The lateral cuneiform is positioned in the middle of the foot.  This bone plays a significant role in supporting our body weight and facilitating movement.

The Anatomy of the Lateral Cuneiform

The lateral cuneiform helps to form the foot’s arch.  Its position between the cuboid and the metatarsal bone ensures stability and flexibility in our feet. This small bone connects multiple tendons and ligaments, contributing to the foot’s overall function.

Function and Importance in Foot Mechanics

The lateral cuneiform acts as a bridge between the cuboid and metatarsal bone. This connection is pivotal in maintaining the foot’s arch, distributing body weight evenly, and absorbing shock during activities like walking, running, or jumping. Its role in foot mechanics ensures proper movement and stability, preventing injuries and discomfort.

Common Conditions Affecting the Lateral Cuneiform

Common conditions to affect the bone include: stress fractures, sprains, and ligament damage.  This can lead to pain, swelling, and difficulty in walking. Understanding these conditions helps in early detection and appropriate treatment to prevent further complications.

Imaging of the Lateral Cuneiform

Imaging techniques play a crucial role in the diagnosis and assessment of conditions affecting the lateral cuneiform and the foot. X-rays allow us to see fractures, dislocations, or degenerative changes in the bone.

Additionally, CT scans offer cross-sectional views, enabling a more comprehensive analysis of the lateral cuneiform’s positioning and potential injuries. MRI scans are important in detecting soft tissue damage or ligamentous injuries around the lateral cuneiform.

The use of these imaging modalities helps healthcare providers to accurately identify issues, leading to appropriate treatment plans and ensuring optimal care for patients experiencing foot-related problems.
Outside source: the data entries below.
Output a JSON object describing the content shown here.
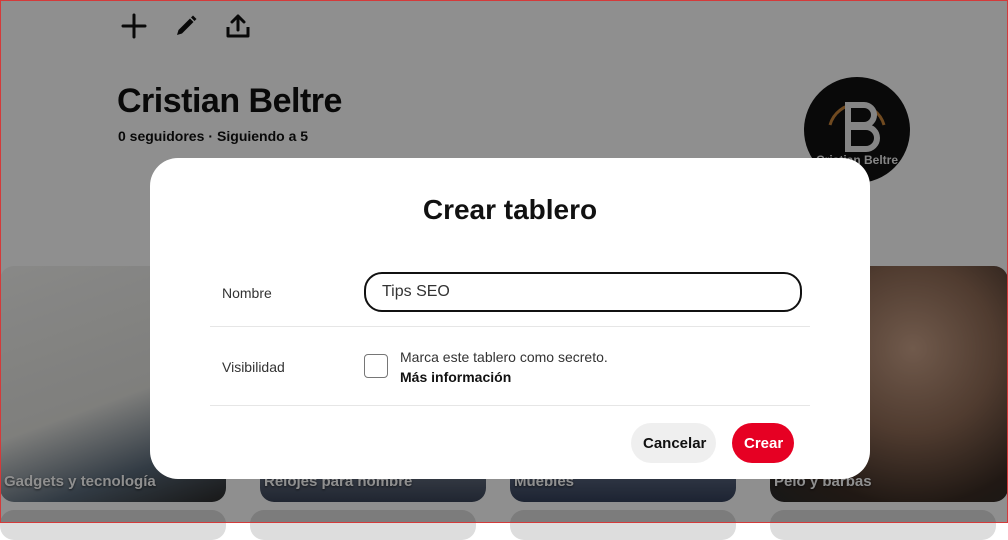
{
  "toolbar": {
    "icons": [
      "plus-icon",
      "pencil-icon",
      "share-upload-icon"
    ]
  },
  "profile": {
    "name": "Cristian Beltre",
    "followers": "0 seguidores",
    "separator": "·",
    "following": "Siguiendo a 5",
    "avatar_text": "Cristian Beltre"
  },
  "boards": [
    {
      "title": "Gadgets y tecnología"
    },
    {
      "title": "Relojes para hombre"
    },
    {
      "title": "Muebles"
    },
    {
      "title": "Pelo y barbas"
    }
  ],
  "modal": {
    "title": "Crear tablero",
    "name_label": "Nombre",
    "name_value": "Tips SEO",
    "visibility_label": "Visibilidad",
    "secret_text": "Marca este tablero como secreto.",
    "more_info": "Más información",
    "cancel_label": "Cancelar",
    "create_label": "Crear"
  },
  "colors": {
    "accent": "#e60023",
    "overlay": "rgba(0,0,0,0.44)"
  }
}
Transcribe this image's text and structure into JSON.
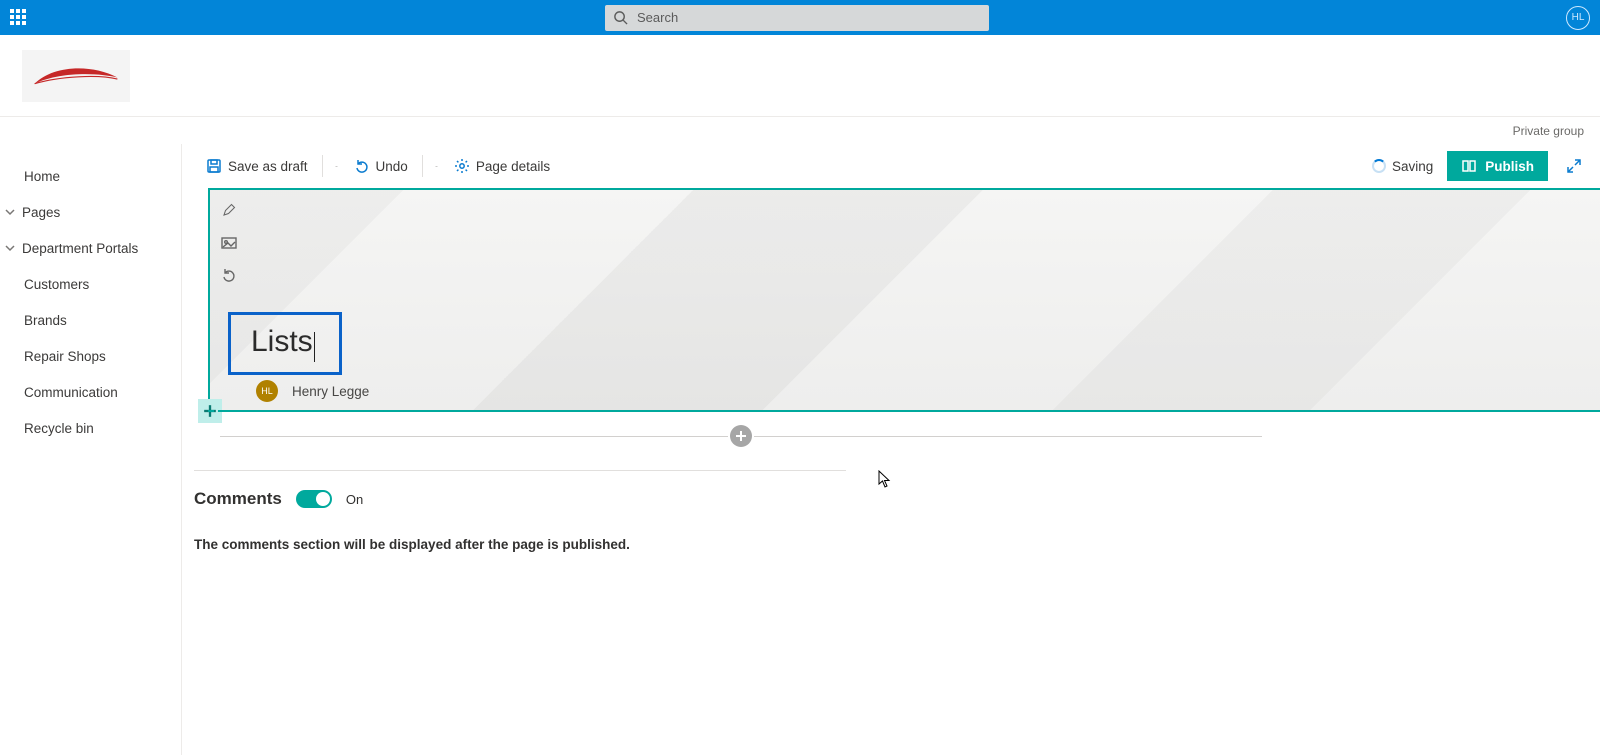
{
  "appbar": {
    "search_placeholder": "Search",
    "user_initials": "HL"
  },
  "substrip": {
    "label": "Private group"
  },
  "sidebar": {
    "home": "Home",
    "pages": "Pages",
    "dept": "Department Portals",
    "children": {
      "customers": "Customers",
      "brands": "Brands",
      "repair": "Repair Shops",
      "comm": "Communication"
    },
    "recycle": "Recycle bin"
  },
  "cmdbar": {
    "save_draft": "Save as draft",
    "undo": "Undo",
    "page_details": "Page details",
    "saving": "Saving",
    "publish": "Publish"
  },
  "hero": {
    "title": "Lists",
    "author_initials": "HL",
    "author_name": "Henry Legge"
  },
  "comments": {
    "heading": "Comments",
    "state": "On",
    "message": "The comments section will be displayed after the page is published."
  }
}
Treatment and Care for Lateral Cuneiform Issues

Addressing issues related to the lateral cuneiform requires a multi-faceted approach. Rest, ice, compression, and elevation (R.I.C.E) can alleviate initial pain and swelling. However, severe cases might need immobilization, physical therapy, or in rare instances, surgical intervention. Seeking timely medical advice ensures proper care and recovery.

Preventive Measures and Maintenance for Foot Health

Wearing proper footwear that provides support and cushioning, incorporating stretching exercises, and avoiding overuse injuries can significantly reduce the risk of developing issues related to this bone.


By emphasizing the significance of the lateral cuneiform in foot anatomy, this article aims to enlighten readers about the importance of this bone in maintaining overall foot health. Understanding its structure, function, and potential issues can aid in early detection of abnormalities and proper care.

Disclaimer: The content of this website is provided for general informational purposes only and is not intended as, nor should it be considered a substitute for, professional medical advice. Do not use the information on this website for diagnosing or treating any medical or health condition. If you have or suspect you have a medical problem, promptly contact your professional healthcare provider.

Similar Posts